RECORDS FOR THIS TASK –

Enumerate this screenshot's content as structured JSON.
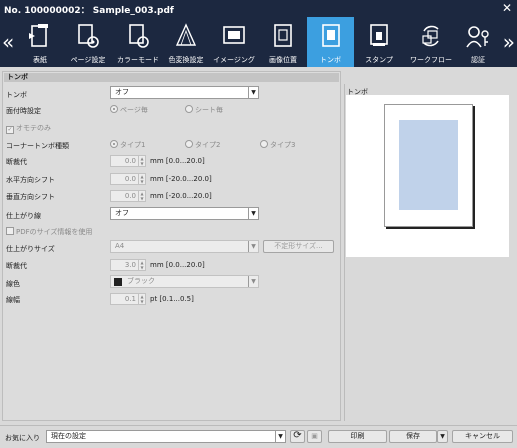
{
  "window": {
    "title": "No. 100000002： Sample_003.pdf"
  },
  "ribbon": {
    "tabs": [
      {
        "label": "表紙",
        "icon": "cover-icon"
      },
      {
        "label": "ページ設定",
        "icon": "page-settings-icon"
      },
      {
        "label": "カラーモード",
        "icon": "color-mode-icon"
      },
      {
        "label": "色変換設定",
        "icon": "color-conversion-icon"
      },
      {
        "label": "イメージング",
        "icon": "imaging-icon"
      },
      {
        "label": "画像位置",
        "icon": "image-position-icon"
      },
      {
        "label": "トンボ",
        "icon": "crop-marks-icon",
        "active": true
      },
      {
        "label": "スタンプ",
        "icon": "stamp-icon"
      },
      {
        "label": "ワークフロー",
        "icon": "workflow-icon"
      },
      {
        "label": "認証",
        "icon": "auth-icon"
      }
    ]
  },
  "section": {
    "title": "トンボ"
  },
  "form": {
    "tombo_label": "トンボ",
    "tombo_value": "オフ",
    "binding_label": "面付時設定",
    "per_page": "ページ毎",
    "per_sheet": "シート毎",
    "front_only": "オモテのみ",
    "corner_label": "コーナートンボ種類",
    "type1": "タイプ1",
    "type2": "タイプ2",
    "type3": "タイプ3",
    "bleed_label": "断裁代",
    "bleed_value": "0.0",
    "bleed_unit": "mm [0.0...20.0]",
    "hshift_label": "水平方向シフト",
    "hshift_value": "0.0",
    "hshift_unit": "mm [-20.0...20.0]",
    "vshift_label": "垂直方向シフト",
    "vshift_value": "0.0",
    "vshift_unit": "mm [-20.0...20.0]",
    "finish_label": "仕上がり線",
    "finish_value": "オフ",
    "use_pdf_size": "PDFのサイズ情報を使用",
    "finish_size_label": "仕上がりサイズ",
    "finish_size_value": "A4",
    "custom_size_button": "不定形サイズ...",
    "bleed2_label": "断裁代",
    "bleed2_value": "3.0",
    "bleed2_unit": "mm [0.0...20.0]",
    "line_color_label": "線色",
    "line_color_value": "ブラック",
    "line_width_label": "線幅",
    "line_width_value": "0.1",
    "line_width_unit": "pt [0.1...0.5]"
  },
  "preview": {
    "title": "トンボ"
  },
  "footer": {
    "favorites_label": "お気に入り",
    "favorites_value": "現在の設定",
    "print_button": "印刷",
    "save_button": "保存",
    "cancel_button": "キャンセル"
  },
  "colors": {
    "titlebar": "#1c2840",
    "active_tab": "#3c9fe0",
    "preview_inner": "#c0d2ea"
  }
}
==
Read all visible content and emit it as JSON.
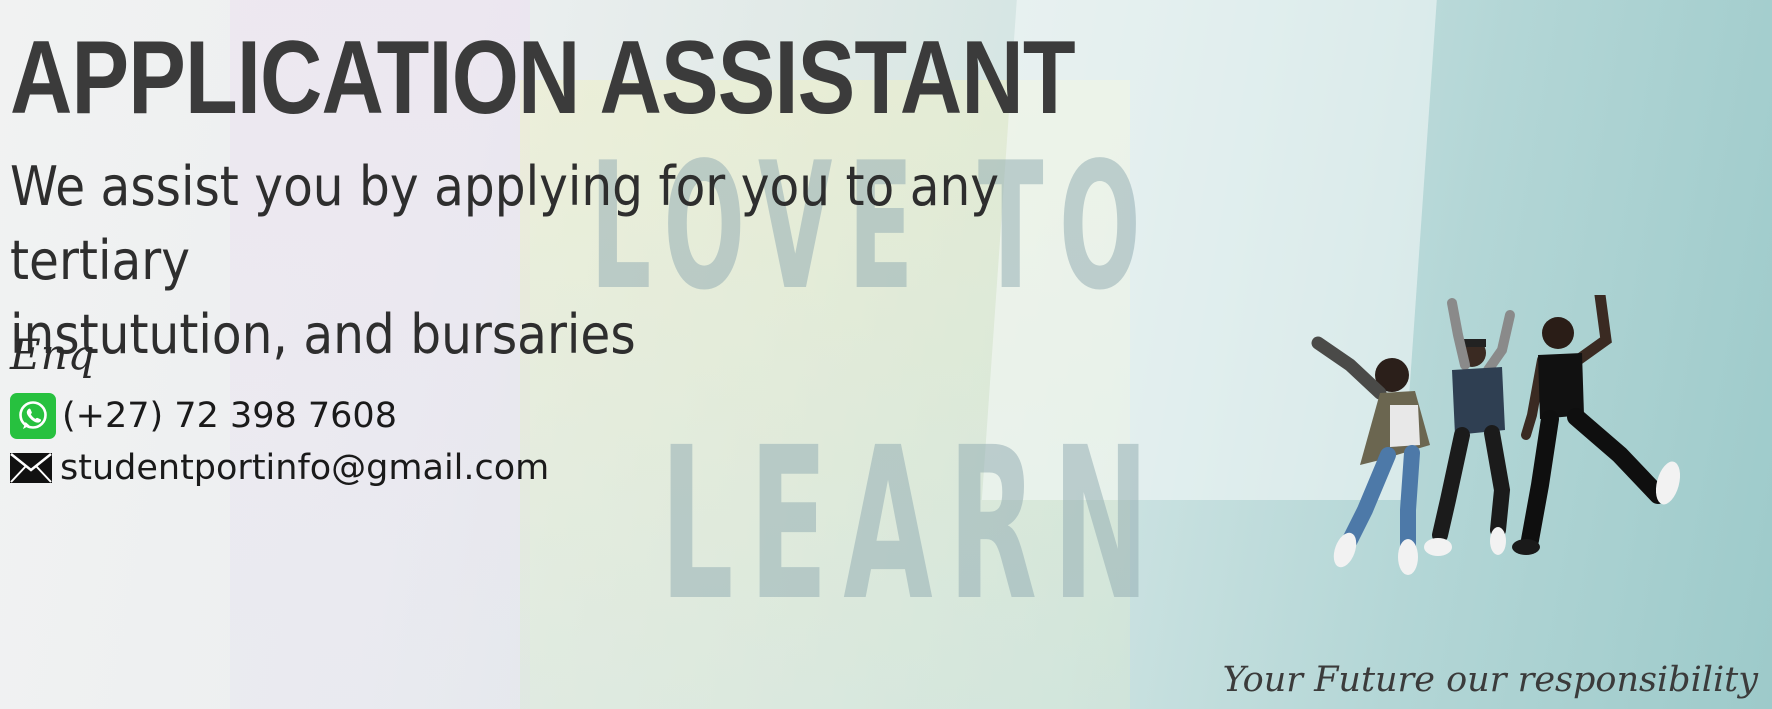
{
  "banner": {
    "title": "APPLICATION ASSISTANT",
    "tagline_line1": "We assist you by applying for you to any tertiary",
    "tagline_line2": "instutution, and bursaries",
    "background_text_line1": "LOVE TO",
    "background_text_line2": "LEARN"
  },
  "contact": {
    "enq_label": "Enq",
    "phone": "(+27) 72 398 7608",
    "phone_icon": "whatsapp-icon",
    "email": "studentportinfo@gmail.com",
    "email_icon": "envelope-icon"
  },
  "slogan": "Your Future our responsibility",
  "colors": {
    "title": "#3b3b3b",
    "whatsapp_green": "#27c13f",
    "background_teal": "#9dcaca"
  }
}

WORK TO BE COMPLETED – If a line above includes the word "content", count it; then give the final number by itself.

WRITTEN ANSWER – 2